Item 18: Sustainable Development
Statement by the Sri Lanka Delegation
Monday, 10 October 2022
Sri Lanka aligns itself with the statement delivered by Pakistan on behalf of G77 & China.
The world today faces fragile and highly uncertain global socio-economic challenges, the COVID-19 pandemic and its consequences, adverse impact of climate change, biodiversity loss, pollution and rising geopolitical tensions have created multifaceted impacts on people, planet, prosperity, and peace. In this context, the Decade of Action to achieve the Sustainable Development Goals have become extremely challenging, especially for developing countries, including Sri Lanka.
Despite various challenges, the Government of Sri Lanka is committed to achieve the SDGs and have aligned its national policies facilitating the attainment of these Goals. To this effect, Sri Lanka enacted the Sustainable Development Act in 2017, which established the Sustainable Development Council as the national coordinating, facilitating, monitoring, evaluating and reporting institution for implementation of the SDGs and the 2030 Agenda for Sustainable Development.
It is due to this unwavering commitment of the Government, Sri Lanka is ranked in the “High Human Development” category with position 73, being the highest in the South Asian region. Sri Lanka also committed to provide free education and universal health care to all its citizens. I am also pleased to recall that Sri Lanka presented its second Voluntary National Reviews at the High Level Political Forum in July this year, highlighting country’s progress and challenges in achieving the 2030 Agenda.
As a country enriched with high biodiversity, policies and initiatives for addressing climate change and protecting biodiversity are at the forefront of the transition to a blue-green economy at the national and subnational levels.
Sri Lanka is home to bountiful ecosystems that include mangrove forests, tidal marshes, seagrass beds, and coral reefs. Sri Lanka has more than 20 species of true mangroves, around one third of all mangrove species in the world. In Sri Lanka, all mangroves are legally protected from destruction and degradation. Sri Lanka also chairs the mangrove Ecosystems and Livelihood Action Group under the Commonwealth Blue Charter. Moreover, Sri Lanka sponsored a resolution proclaiming March 1st as World Seagrass Day at the UN General Assembly.
From poverty reduction to economic expansion and environmental sustainability, clean drinking water is a crucial element of sustainable development. One of the world's finest hydraulic civilizations existed in Sri Lanka. The development of irrigation systems, dams, better drinking water access, and sanitary facilities have all contributed to Sri Lanka's rural transformation. Despite these achievements, a number of issues still exist, including the impacts of climate change, financial instability, aging infrastructure, and challenges with water quality. Sri Lanka has initiated a number of water resource management programs to enhance the functionality of water resources infrastructure.
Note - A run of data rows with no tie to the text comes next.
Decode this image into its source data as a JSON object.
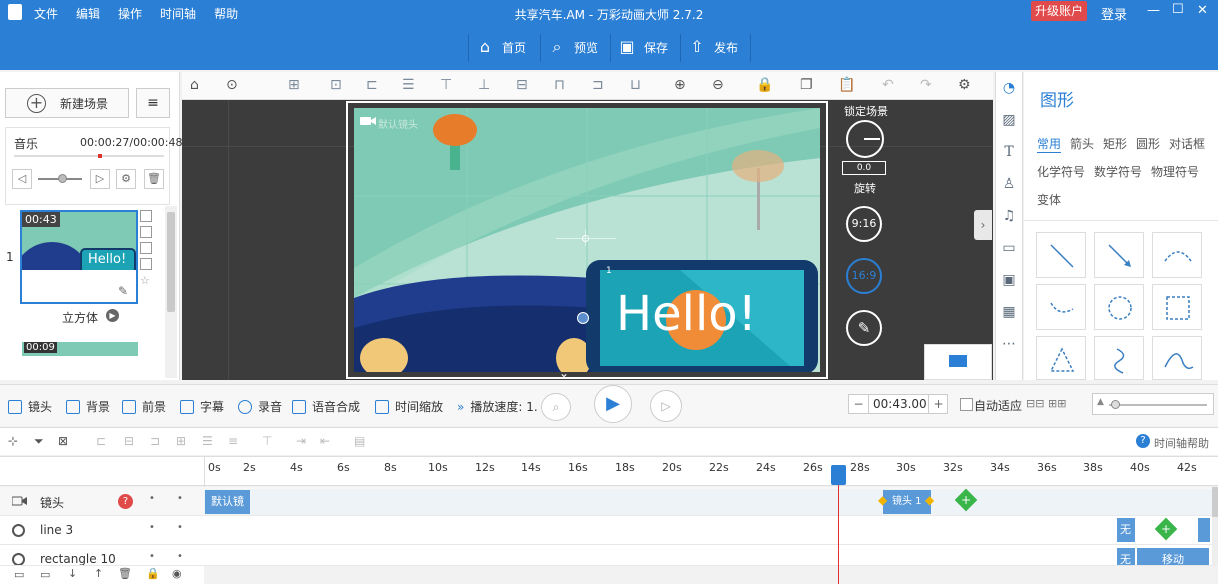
{
  "app": {
    "title": "共享汽车.AM - 万彩动画大师 2.7.2",
    "menu": [
      "文件",
      "编辑",
      "操作",
      "时间轴",
      "帮助"
    ],
    "upgrade": "升级账户",
    "login": "登录"
  },
  "toolbar": {
    "home": "首页",
    "preview": "预览",
    "save": "保存",
    "publish": "发布"
  },
  "scene_panel": {
    "new_scene": "新建场景",
    "music_label": "音乐",
    "music_time": "00:00:27/00:00:48",
    "scene1_time": "00:43",
    "scene1_index": "1",
    "scene1_transition": "立方体",
    "scene2_time": "00:09"
  },
  "stage": {
    "camera_label": "默认镜头",
    "hello_text": "Hello!",
    "element_label": "1"
  },
  "stage_panel": {
    "lock_scene": "锁定场景",
    "rotate_value": "0.0",
    "rotate_label": "旋转",
    "ratio_916": "9:16",
    "ratio_169": "16:9"
  },
  "shapes": {
    "title": "图形",
    "tabs_row1": [
      "常用",
      "箭头",
      "矩形",
      "圆形",
      "对话框"
    ],
    "tabs_row2": [
      "化学符号",
      "数学符号",
      "物理符号"
    ],
    "tabs_row3": [
      "变体"
    ]
  },
  "timeline": {
    "camera": "镜头",
    "background": "背景",
    "foreground": "前景",
    "subtitle": "字幕",
    "record": "录音",
    "tts": "语音合成",
    "time_scale": "时间缩放",
    "speed": "播放速度: 1.",
    "time_value": "00:43.00",
    "auto_fit": "自动适应",
    "help": "时间轴帮助",
    "ticks": [
      "0s",
      "2s",
      "4s",
      "6s",
      "8s",
      "10s",
      "12s",
      "14s",
      "16s",
      "18s",
      "20s",
      "22s",
      "24s",
      "26s",
      "28s",
      "30s",
      "32s",
      "34s",
      "36s",
      "38s",
      "40s",
      "42s"
    ],
    "tracks": [
      {
        "name": "镜头",
        "clip": "默认镜",
        "clip2": "镜头 1"
      },
      {
        "name": "line 3",
        "clip": "无"
      },
      {
        "name": "rectangle 10",
        "clip": "无",
        "clip2": "移动"
      }
    ]
  },
  "colors": {
    "accent": "#2b7fd4",
    "upgrade": "#e14a4a",
    "playhead": "#e03030"
  }
}
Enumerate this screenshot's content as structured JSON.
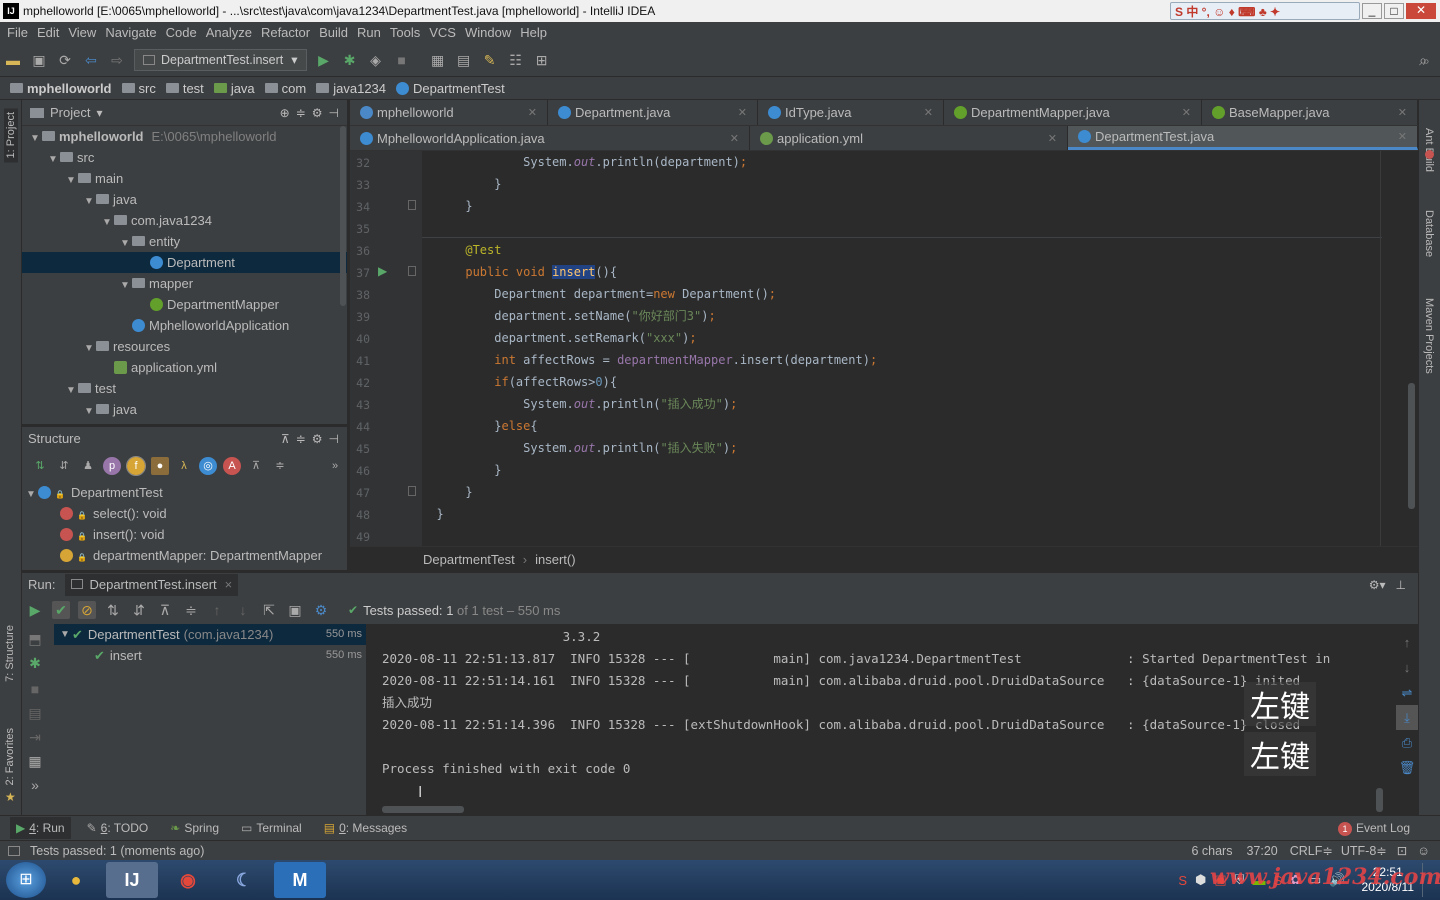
{
  "window": {
    "title": "mphelloworld [E:\\0065\\mphelloworld] - ...\\src\\test\\java\\com\\java1234\\DepartmentTest.java [mphelloworld] - IntelliJ IDEA",
    "app_icon": "IJ"
  },
  "menu": [
    "File",
    "Edit",
    "View",
    "Navigate",
    "Code",
    "Analyze",
    "Refactor",
    "Build",
    "Run",
    "Tools",
    "VCS",
    "Window",
    "Help"
  ],
  "toolbar": {
    "run_config": "DepartmentTest.insert"
  },
  "breadcrumbs": [
    "mphelloworld",
    "src",
    "test",
    "java",
    "com",
    "java1234",
    "DepartmentTest"
  ],
  "project": {
    "header": "Project",
    "tree": [
      {
        "label": "mphelloworld",
        "extra": "E:\\0065\\mphelloworld",
        "depth": 0,
        "icon": "folder",
        "arrow": "▼",
        "bold": true
      },
      {
        "label": "src",
        "depth": 1,
        "icon": "folder",
        "arrow": "▼"
      },
      {
        "label": "main",
        "depth": 2,
        "icon": "folder",
        "arrow": "▼"
      },
      {
        "label": "java",
        "depth": 3,
        "icon": "folder",
        "arrow": "▼"
      },
      {
        "label": "com.java1234",
        "depth": 4,
        "icon": "folder",
        "arrow": "▼"
      },
      {
        "label": "entity",
        "depth": 5,
        "icon": "folder",
        "arrow": "▼"
      },
      {
        "label": "Department",
        "depth": 6,
        "icon": "class",
        "arrow": "",
        "selected": true
      },
      {
        "label": "mapper",
        "depth": 5,
        "icon": "folder",
        "arrow": "▼"
      },
      {
        "label": "DepartmentMapper",
        "depth": 6,
        "icon": "interface",
        "arrow": ""
      },
      {
        "label": "MphelloworldApplication",
        "depth": 5,
        "icon": "class",
        "arrow": ""
      },
      {
        "label": "resources",
        "depth": 3,
        "icon": "folder",
        "arrow": "▼"
      },
      {
        "label": "application.yml",
        "depth": 4,
        "icon": "yml",
        "arrow": ""
      },
      {
        "label": "test",
        "depth": 2,
        "icon": "folder",
        "arrow": "▼"
      },
      {
        "label": "java",
        "depth": 3,
        "icon": "folder",
        "arrow": "▼"
      }
    ]
  },
  "structure": {
    "header": "Structure",
    "items": [
      {
        "label": "DepartmentTest",
        "depth": 0,
        "icon": "class-icon"
      },
      {
        "label": "select(): void",
        "depth": 1,
        "icon": "method-icon"
      },
      {
        "label": "insert(): void",
        "depth": 1,
        "icon": "method-icon"
      },
      {
        "label": "departmentMapper: DepartmentMapper",
        "depth": 1,
        "icon": "field-icon"
      }
    ]
  },
  "tabs_row1": [
    {
      "label": "mphelloworld",
      "icon": "m"
    },
    {
      "label": "Department.java",
      "icon": "c"
    },
    {
      "label": "IdType.java",
      "icon": "e"
    },
    {
      "label": "DepartmentMapper.java",
      "icon": "i"
    },
    {
      "label": "BaseMapper.java",
      "icon": "i"
    }
  ],
  "tabs_row2": [
    {
      "label": "MphelloworldApplication.java",
      "icon": "c"
    },
    {
      "label": "application.yml",
      "icon": "y"
    },
    {
      "label": "DepartmentTest.java",
      "icon": "c",
      "active": true
    }
  ],
  "code": {
    "line_numbers": [
      "32",
      "33",
      "34",
      "35",
      "36",
      "37",
      "38",
      "39",
      "40",
      "41",
      "42",
      "43",
      "44",
      "45",
      "46",
      "47",
      "48",
      "49"
    ]
  },
  "editor_breadcrumb": [
    "DepartmentTest",
    "insert()"
  ],
  "run": {
    "label": "Run:",
    "config": "DepartmentTest.insert",
    "tests_passed": "Tests passed:",
    "tests_count": "1",
    "tests_of": "of 1 test – 550 ms",
    "tree": [
      {
        "label": "DepartmentTest",
        "extra": "(com.java1234)",
        "time": "550 ms"
      },
      {
        "label": "insert",
        "extra": "",
        "time": "550 ms"
      }
    ],
    "console": [
      "                        3.3.2",
      "2020-08-11 22:51:13.817  INFO 15328 --- [           main] com.java1234.DepartmentTest              : Started DepartmentTest in",
      "2020-08-11 22:51:14.161  INFO 15328 --- [           main] com.alibaba.druid.pool.DruidDataSource   : {dataSource-1} inited",
      "插入成功",
      "2020-08-11 22:51:14.396  INFO 15328 --- [extShutdownHook] com.alibaba.druid.pool.DruidDataSource   : {dataSource-1} closed",
      "",
      "Process finished with exit code 0"
    ],
    "overlay_text": [
      "左键",
      "左键"
    ]
  },
  "bottom_tabs": [
    {
      "num": "4",
      "label": ": Run",
      "active": true
    },
    {
      "num": "6",
      "label": ": TODO"
    },
    {
      "num": "",
      "label": "Spring"
    },
    {
      "num": "",
      "label": "Terminal"
    },
    {
      "num": "0",
      "label": ": Messages"
    }
  ],
  "event_log": "Event Log",
  "event_badge": "1",
  "status": {
    "message": "Tests passed: 1 (moments ago)",
    "chars": "6 chars",
    "position": "37:20",
    "line_sep": "CRLF≑",
    "encoding": "UTF-8≑"
  },
  "side_tools": {
    "left": [
      "1: Project",
      "7: Structure",
      "2: Favorites"
    ],
    "right": [
      "Ant Build",
      "Database",
      "Maven Projects"
    ]
  },
  "clock": {
    "time": "22:51",
    "date": "2020/8/11"
  },
  "watermark": "www.java1234.com"
}
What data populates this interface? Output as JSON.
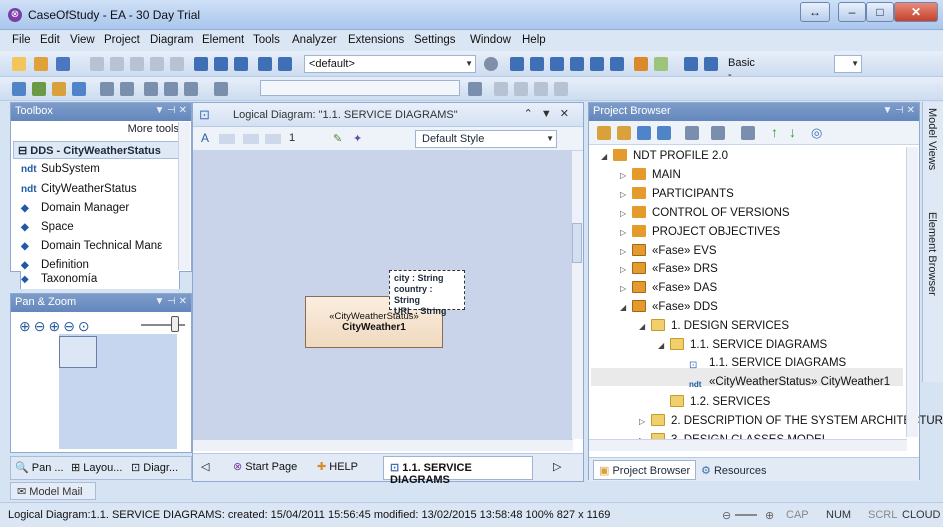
{
  "window": {
    "title": "CaseOfStudy - EA - 30 Day Trial"
  },
  "menu": [
    "File",
    "Edit",
    "View",
    "Project",
    "Diagram",
    "Element",
    "Tools",
    "Analyzer",
    "Extensions",
    "Settings",
    "Window",
    "Help"
  ],
  "toolbar": {
    "profile_combo": "<default>",
    "workspace_combo": "Basic - Normal"
  },
  "toolbox": {
    "title": "Toolbox",
    "more_tools": "More tools",
    "group": "DDS - CityWeatherStatus",
    "items": [
      "SubSystem",
      "CityWeatherStatus",
      "Domain Manager",
      "Space",
      "Domain Technical Manε",
      "Definition",
      "Taxonomía"
    ]
  },
  "panzoom": {
    "title": "Pan & Zoom"
  },
  "left_tabs": [
    "Pan ...",
    "Layou...",
    "Diagr..."
  ],
  "diagram": {
    "title": "Logical Diagram: \"1.1. SERVICE DIAGRAMS\"",
    "style": "Default Style",
    "zoom_value": "1",
    "class_stereotype": "«CityWeatherStatus»",
    "class_name": "CityWeather1",
    "attributes": [
      "city : String",
      "country : String",
      "URL : String"
    ],
    "tabs": [
      "Start Page",
      "HELP",
      "1.1. SERVICE DIAGRAMS"
    ]
  },
  "project": {
    "title": "Project Browser",
    "tree": [
      {
        "label": "NDT PROFILE 2.0",
        "indent": 0,
        "twisty": "◢",
        "icon": "pkg"
      },
      {
        "label": "MAIN",
        "indent": 1,
        "twisty": "▷",
        "icon": "pkg"
      },
      {
        "label": "PARTICIPANTS",
        "indent": 1,
        "twisty": "▷",
        "icon": "pkg"
      },
      {
        "label": "CONTROL OF VERSIONS",
        "indent": 1,
        "twisty": "▷",
        "icon": "pkg"
      },
      {
        "label": "PROJECT OBJECTIVES",
        "indent": 1,
        "twisty": "▷",
        "icon": "pkg"
      },
      {
        "label": "«Fase» EVS",
        "indent": 1,
        "twisty": "▷",
        "icon": "fase"
      },
      {
        "label": "«Fase» DRS",
        "indent": 1,
        "twisty": "▷",
        "icon": "fase"
      },
      {
        "label": "«Fase» DAS",
        "indent": 1,
        "twisty": "▷",
        "icon": "fase"
      },
      {
        "label": "«Fase» DDS",
        "indent": 1,
        "twisty": "◢",
        "icon": "fase"
      },
      {
        "label": "1. DESIGN SERVICES",
        "indent": 2,
        "twisty": "◢",
        "icon": "folder"
      },
      {
        "label": "1.1. SERVICE DIAGRAMS",
        "indent": 3,
        "twisty": "◢",
        "icon": "folder"
      },
      {
        "label": "1.1. SERVICE DIAGRAMS",
        "indent": 4,
        "twisty": "",
        "icon": "diag"
      },
      {
        "label": "«CityWeatherStatus» CityWeather1",
        "indent": 4,
        "twisty": "",
        "icon": "elem"
      },
      {
        "label": "1.2. SERVICES",
        "indent": 3,
        "twisty": "",
        "icon": "folder"
      },
      {
        "label": "2. DESCRIPTION OF THE SYSTEM ARCHITECTUR",
        "indent": 2,
        "twisty": "▷",
        "icon": "folder"
      },
      {
        "label": "3. DESIGN CLASSES MODEL",
        "indent": 2,
        "twisty": "▷",
        "icon": "folder"
      }
    ],
    "tabs": [
      "Project Browser",
      "Resources"
    ]
  },
  "right_tabs": [
    "Model Views",
    "Element Browser"
  ],
  "model_mail": "Model Mail",
  "status": {
    "text": "Logical Diagram:1.1. SERVICE DIAGRAMS:  created: 15/04/2011 15:56:45  modified: 13/02/2015 13:58:48  100%  827 x 1169",
    "indicators": [
      "CAP",
      "NUM",
      "SCRL",
      "CLOUD"
    ]
  }
}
As a Climate vulnerable country, Sri Lanka is affected by natural disasters, including drought, floods, landslides, and cyclones. A National Disaster Relief Service center has been established and a Road Map for a safer Sri Lanka was developed to guide the disaster preparedness, planning, and implementation process in the country. Furthermore, an initiative was taken to amend the Sri Lanka Disaster Management Act to reflect current disaster risk challenges and trends in accordance with the Sendai Framework for Disaster Risk Reduction. In terms of disaster incident reporting and providing relief services, the “APADA” application was introduced to report any emergency situation, enabling communities to communicate with the Disaster Management Center for response and relief.
Land degradation in Sri Lanka has developed dramatically over the past few decades, having a negative impact on biodiversity, land productivity, and poverty levels. Sri Lanka has committed to implementing 25 programs over a ten-year period, from 2014 to 2024, in order to achieve land degradation neutrality by 2030. Sri Lanka was able to formulate land degradation neutrality (LDN) goals in 2017.
It is crucial to embark on a path of diplomacy and peace, adopt low – carbon resilient and inclusive development pathways, and transform the international financial and debt architecture, in order to create the future we desire. Furthermore, we need urgent and collective action to preserve nature and rescue the global goals.
Sri Lanka remains committed to be engaged, forging partnerships and fostering international cooperation towards transformative pathways to achieve the sustainable development.
I thank you!